┌─ Records to process

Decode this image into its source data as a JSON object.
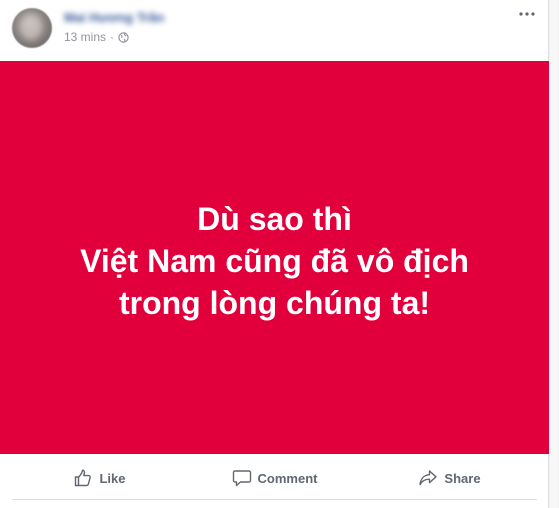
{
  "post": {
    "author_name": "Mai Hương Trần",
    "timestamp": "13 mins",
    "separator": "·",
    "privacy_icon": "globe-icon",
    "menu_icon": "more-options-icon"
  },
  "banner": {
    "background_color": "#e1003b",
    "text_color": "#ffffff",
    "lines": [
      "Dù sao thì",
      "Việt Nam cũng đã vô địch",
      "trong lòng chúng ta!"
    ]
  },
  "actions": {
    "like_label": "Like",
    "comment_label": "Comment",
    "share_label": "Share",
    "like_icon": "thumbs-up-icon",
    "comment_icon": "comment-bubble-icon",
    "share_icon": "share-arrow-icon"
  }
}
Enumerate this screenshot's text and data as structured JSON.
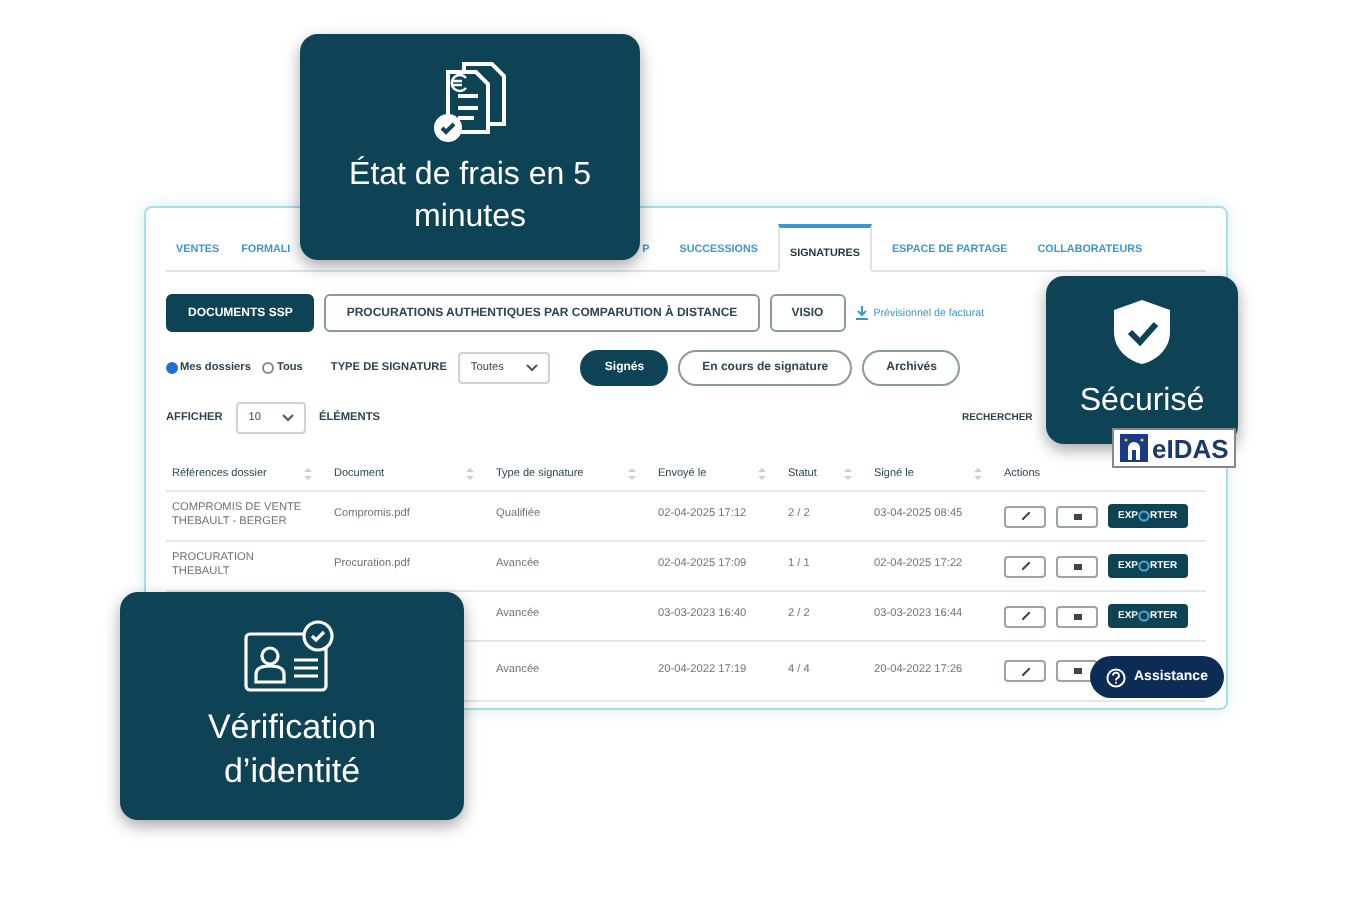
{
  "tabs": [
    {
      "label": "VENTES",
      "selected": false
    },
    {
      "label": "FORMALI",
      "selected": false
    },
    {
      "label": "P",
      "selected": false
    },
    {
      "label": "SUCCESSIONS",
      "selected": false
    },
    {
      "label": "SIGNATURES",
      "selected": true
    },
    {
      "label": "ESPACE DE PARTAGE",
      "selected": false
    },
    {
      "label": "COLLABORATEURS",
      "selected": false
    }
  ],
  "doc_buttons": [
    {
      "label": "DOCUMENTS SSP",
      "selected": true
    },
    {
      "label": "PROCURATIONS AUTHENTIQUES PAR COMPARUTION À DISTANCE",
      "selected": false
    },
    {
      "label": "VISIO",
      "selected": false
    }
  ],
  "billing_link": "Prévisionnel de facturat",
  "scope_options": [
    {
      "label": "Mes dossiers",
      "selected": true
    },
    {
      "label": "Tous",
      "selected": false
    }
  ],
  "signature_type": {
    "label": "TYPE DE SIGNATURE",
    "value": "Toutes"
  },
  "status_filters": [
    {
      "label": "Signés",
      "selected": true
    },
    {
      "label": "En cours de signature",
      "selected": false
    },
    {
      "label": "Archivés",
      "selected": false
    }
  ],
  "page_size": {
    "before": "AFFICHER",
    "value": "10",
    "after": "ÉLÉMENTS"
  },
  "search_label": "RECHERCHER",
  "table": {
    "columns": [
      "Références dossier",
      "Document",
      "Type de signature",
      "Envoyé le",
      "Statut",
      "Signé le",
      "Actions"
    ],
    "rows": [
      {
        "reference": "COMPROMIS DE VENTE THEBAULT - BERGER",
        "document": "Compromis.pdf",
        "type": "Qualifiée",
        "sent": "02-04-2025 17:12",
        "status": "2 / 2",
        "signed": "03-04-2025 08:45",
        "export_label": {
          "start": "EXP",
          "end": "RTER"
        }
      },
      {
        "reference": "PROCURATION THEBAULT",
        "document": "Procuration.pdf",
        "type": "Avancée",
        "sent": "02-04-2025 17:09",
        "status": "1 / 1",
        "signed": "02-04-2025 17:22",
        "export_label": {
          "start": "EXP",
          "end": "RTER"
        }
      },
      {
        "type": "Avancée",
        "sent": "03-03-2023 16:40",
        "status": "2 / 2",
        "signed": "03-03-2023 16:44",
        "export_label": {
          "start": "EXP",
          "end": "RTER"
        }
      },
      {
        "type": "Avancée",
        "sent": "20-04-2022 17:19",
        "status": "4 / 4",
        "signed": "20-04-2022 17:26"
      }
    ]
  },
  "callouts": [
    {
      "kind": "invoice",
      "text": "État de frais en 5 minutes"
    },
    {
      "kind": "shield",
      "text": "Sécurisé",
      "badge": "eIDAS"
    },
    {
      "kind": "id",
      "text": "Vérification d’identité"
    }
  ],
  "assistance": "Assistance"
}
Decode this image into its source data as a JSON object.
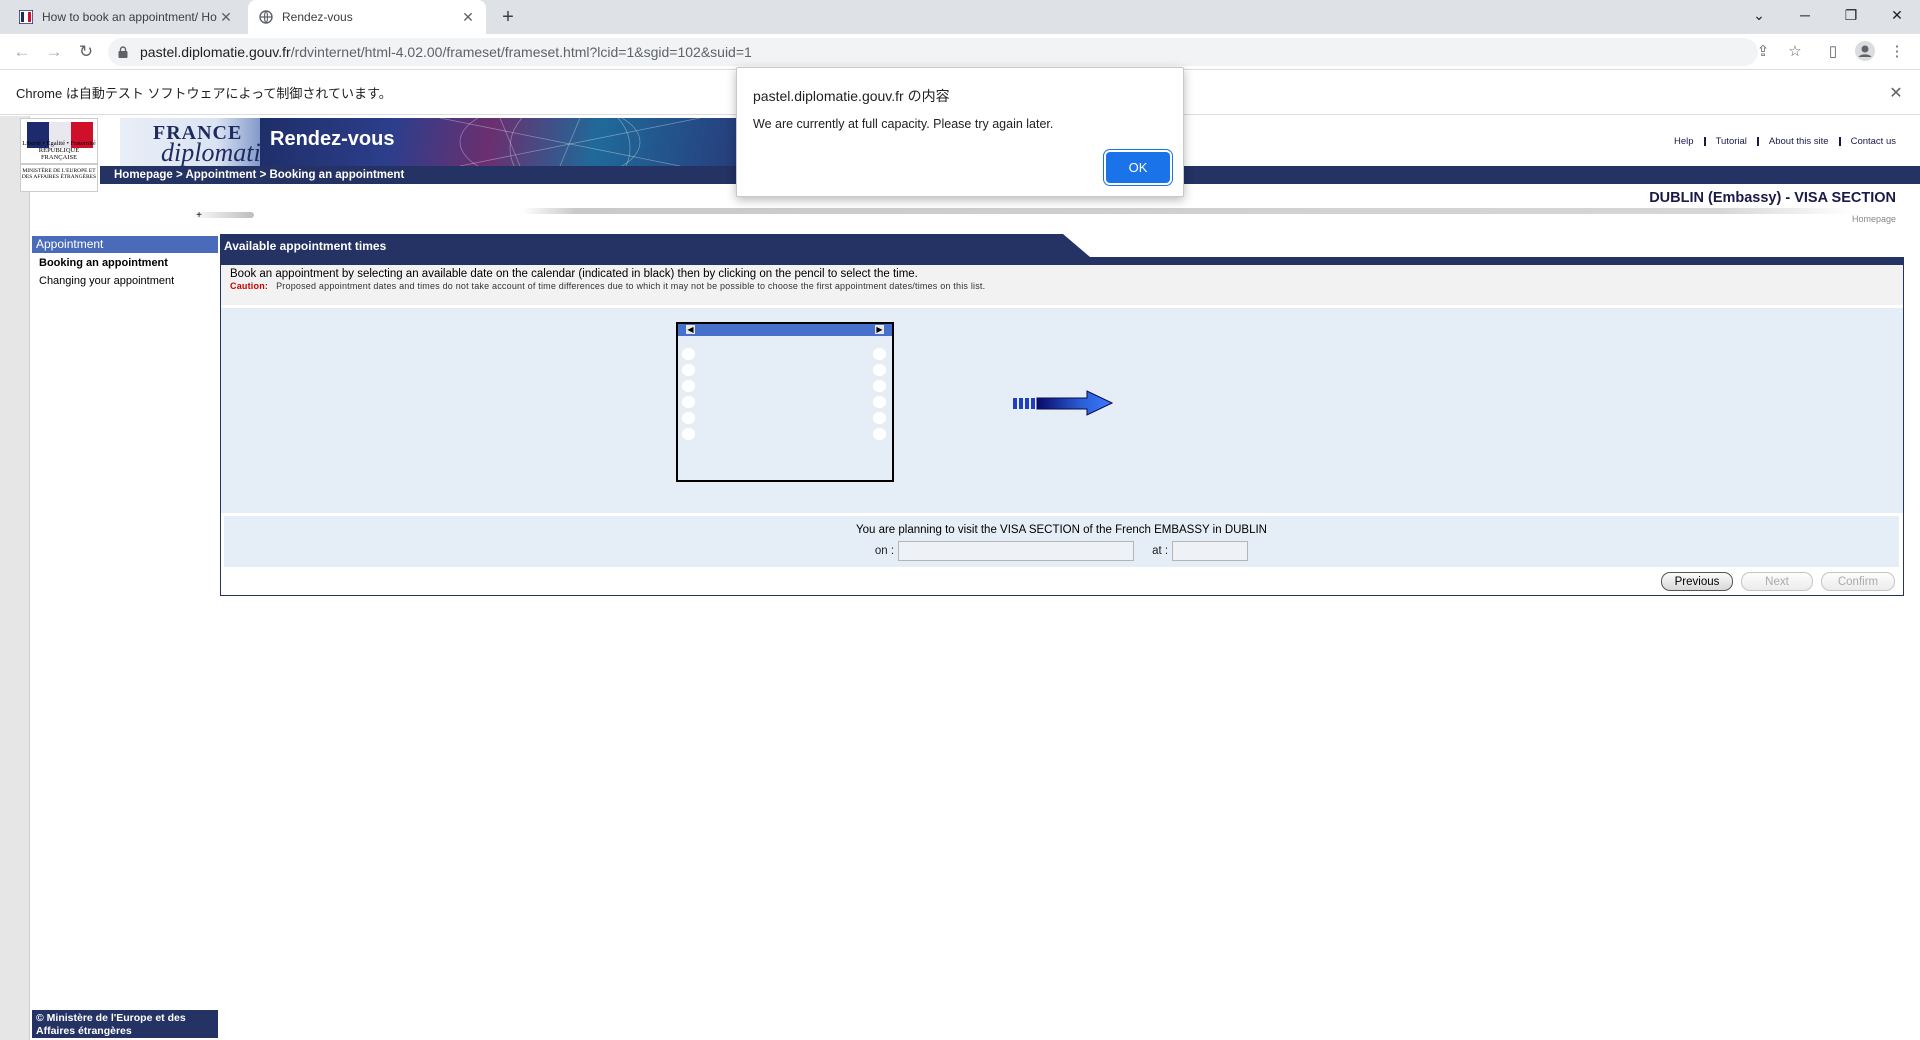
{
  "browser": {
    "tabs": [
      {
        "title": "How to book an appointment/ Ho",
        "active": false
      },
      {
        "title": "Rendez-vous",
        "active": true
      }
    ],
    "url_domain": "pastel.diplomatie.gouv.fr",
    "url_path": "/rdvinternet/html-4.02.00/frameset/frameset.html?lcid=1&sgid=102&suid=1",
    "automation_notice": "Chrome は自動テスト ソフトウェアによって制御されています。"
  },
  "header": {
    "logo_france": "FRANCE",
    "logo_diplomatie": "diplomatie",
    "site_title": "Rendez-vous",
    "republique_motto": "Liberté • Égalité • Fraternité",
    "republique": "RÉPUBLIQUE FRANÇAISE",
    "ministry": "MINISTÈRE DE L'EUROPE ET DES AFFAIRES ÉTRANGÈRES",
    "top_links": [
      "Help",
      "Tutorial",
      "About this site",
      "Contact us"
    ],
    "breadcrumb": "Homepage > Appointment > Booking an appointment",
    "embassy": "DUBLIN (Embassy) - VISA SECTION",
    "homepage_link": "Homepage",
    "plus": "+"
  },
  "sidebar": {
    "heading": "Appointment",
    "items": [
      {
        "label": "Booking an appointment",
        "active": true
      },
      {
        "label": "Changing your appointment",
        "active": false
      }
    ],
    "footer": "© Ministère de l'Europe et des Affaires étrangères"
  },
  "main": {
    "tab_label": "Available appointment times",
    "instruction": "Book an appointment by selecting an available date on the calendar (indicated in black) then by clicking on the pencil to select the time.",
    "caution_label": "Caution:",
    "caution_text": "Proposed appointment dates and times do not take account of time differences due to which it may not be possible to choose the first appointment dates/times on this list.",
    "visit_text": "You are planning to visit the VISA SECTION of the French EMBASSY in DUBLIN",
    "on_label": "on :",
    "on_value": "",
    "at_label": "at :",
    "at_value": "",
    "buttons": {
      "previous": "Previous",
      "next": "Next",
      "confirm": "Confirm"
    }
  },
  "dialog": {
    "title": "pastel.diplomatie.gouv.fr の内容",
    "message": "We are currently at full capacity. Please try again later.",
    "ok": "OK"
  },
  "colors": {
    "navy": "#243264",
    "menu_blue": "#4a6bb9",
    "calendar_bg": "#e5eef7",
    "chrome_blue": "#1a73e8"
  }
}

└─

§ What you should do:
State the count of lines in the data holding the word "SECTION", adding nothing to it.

§ Reply to the task:
2